## About this task
Every line in the entries where "training" is found should be copied.

(Dataset rows describing interfaces)
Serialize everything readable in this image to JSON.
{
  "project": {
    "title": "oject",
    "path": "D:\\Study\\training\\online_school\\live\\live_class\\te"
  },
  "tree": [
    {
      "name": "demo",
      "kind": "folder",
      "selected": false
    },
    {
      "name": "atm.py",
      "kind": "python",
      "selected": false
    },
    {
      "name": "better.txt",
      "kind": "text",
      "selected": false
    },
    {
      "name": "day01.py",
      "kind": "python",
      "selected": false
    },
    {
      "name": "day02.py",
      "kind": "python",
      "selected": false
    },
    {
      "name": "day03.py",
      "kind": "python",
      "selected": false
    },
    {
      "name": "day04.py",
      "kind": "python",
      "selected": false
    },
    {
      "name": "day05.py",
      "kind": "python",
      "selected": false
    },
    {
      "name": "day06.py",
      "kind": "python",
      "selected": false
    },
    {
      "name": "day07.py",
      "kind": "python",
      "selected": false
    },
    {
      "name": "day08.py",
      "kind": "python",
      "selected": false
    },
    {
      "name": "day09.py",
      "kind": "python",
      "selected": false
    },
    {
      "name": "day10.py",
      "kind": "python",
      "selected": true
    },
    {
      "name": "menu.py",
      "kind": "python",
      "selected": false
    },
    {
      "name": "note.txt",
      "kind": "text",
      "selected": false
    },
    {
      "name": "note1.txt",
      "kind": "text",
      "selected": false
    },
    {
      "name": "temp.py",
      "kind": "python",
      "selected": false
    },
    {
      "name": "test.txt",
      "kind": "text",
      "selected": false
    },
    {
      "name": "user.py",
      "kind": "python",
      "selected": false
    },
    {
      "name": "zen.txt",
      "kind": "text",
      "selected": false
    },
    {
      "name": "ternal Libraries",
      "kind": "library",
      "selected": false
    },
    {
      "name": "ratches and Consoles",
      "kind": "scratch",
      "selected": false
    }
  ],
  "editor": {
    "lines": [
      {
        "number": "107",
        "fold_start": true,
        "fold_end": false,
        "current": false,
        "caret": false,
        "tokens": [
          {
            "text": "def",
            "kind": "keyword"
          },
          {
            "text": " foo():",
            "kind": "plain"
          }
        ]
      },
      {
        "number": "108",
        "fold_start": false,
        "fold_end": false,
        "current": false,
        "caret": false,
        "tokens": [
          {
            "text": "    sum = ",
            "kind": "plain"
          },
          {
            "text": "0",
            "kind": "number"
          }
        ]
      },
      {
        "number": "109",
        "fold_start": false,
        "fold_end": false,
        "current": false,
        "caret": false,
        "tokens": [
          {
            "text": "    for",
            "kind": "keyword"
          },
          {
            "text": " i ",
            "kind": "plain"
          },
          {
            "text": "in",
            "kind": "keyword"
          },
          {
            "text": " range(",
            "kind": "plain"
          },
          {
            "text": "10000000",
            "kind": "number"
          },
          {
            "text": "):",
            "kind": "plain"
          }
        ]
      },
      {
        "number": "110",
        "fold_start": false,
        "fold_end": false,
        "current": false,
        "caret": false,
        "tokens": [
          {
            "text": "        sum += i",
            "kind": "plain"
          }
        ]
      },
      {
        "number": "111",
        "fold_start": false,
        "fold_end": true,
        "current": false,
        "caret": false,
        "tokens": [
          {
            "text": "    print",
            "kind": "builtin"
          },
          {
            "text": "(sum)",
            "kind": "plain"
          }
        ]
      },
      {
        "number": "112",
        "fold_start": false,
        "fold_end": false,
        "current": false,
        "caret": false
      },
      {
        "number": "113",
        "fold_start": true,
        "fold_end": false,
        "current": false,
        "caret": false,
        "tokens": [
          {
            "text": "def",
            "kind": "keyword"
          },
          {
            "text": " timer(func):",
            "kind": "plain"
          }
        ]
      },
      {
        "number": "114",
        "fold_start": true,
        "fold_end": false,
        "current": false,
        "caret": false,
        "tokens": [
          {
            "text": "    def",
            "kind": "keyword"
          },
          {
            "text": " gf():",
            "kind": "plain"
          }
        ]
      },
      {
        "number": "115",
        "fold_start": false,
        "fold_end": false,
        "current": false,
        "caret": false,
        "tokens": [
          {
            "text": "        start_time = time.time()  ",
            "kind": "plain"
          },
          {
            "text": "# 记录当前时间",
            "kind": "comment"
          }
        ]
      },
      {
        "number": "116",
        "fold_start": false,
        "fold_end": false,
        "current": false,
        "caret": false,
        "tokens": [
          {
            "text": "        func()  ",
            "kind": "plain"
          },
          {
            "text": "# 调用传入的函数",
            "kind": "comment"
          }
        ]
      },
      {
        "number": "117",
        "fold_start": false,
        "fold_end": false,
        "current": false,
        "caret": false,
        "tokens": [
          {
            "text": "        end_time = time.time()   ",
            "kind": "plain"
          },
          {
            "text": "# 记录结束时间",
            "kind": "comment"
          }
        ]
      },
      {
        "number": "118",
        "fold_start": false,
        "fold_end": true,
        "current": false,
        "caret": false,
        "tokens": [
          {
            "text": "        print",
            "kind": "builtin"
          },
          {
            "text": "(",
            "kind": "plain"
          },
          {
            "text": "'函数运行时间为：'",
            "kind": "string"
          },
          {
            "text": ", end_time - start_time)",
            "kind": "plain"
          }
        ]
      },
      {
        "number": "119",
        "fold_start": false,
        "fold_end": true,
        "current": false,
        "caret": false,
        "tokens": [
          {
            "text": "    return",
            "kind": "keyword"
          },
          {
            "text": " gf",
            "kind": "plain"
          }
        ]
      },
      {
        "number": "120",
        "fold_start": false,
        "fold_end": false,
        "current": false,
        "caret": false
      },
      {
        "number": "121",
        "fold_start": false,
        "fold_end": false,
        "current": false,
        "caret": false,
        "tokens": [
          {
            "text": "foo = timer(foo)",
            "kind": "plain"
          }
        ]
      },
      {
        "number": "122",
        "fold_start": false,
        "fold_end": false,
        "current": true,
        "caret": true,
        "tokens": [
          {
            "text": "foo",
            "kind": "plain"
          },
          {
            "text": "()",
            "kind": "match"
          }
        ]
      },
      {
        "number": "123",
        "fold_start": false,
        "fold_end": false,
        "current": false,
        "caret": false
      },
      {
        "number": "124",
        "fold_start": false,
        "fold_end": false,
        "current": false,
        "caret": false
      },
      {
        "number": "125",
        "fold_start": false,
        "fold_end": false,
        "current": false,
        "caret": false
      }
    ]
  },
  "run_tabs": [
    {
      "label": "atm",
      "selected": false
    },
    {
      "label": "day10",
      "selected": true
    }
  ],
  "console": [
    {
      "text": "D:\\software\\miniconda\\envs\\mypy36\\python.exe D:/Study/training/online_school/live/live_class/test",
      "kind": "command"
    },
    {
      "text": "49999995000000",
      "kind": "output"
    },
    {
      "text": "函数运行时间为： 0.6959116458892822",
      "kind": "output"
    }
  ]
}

## Solution
    "path": "D:\\Study\\training\\online_school\\live\\live_class\\te"
      "text": "D:\\software\\miniconda\\envs\\mypy36\\python.exe D:/Study/training/online_school/live/live_class/test",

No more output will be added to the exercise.